Task requirements | Which lines of the data below include the string "Settings"? Return each of them.

========

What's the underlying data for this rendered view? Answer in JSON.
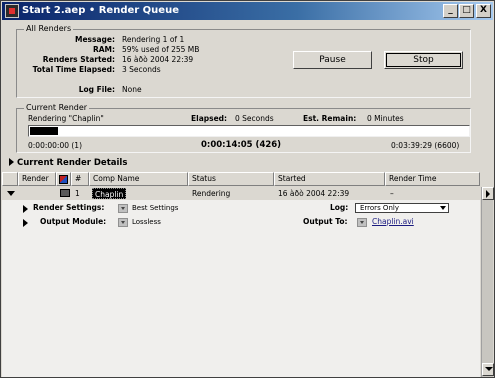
{
  "window": {
    "title": "Start 2.aep • Render Queue",
    "minimize_glyph": "_",
    "maximize_glyph": "□",
    "close_glyph": "X"
  },
  "all_renders": {
    "group_label": "All Renders",
    "message_label": "Message:",
    "message_value": "Rendering 1 of 1",
    "ram_label": "RAM:",
    "ram_value": "59% used of 255 MB",
    "started_label": "Renders Started:",
    "started_value": "16 àðò 2004 22:39",
    "elapsed_label": "Total Time Elapsed:",
    "elapsed_value": "3  Seconds",
    "logfile_label": "Log File:",
    "logfile_value": "None",
    "pause_label": "Pause",
    "stop_label": "Stop"
  },
  "current_render": {
    "group_label": "Current Render",
    "rendering_text": "Rendering \"Chaplin\"",
    "elapsed_label": "Elapsed:",
    "elapsed_value": "0  Seconds",
    "remain_label": "Est. Remain:",
    "remain_value": "0 Minutes",
    "progress_fraction": 0.063,
    "start_time": "0:00:00:00 (1)",
    "current_time": "0:00:14:05 (426)",
    "end_time": "0:03:39:29 (6600)"
  },
  "details": {
    "header": "Current Render Details"
  },
  "table": {
    "columns": [
      "Render",
      "#",
      "Comp Name",
      "Status",
      "Started",
      "Render Time"
    ],
    "row": {
      "number": "1",
      "comp_name": "Chaplin",
      "status": "Rendering",
      "started": "16 àðò 2004 22:39",
      "render_time": "–"
    }
  },
  "row_details": {
    "render_settings_label": "Render Settings:",
    "render_settings_value": "Best Settings",
    "output_module_label": "Output Module:",
    "output_module_value": "Lossless",
    "log_label": "Log:",
    "log_value": "Errors Only",
    "output_to_label": "Output To:",
    "output_to_value": "Chaplin.avi"
  }
}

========

Solution to this problem |
    "render_settings_label": "Render Settings:",
    "render_settings_value": "Best Settings",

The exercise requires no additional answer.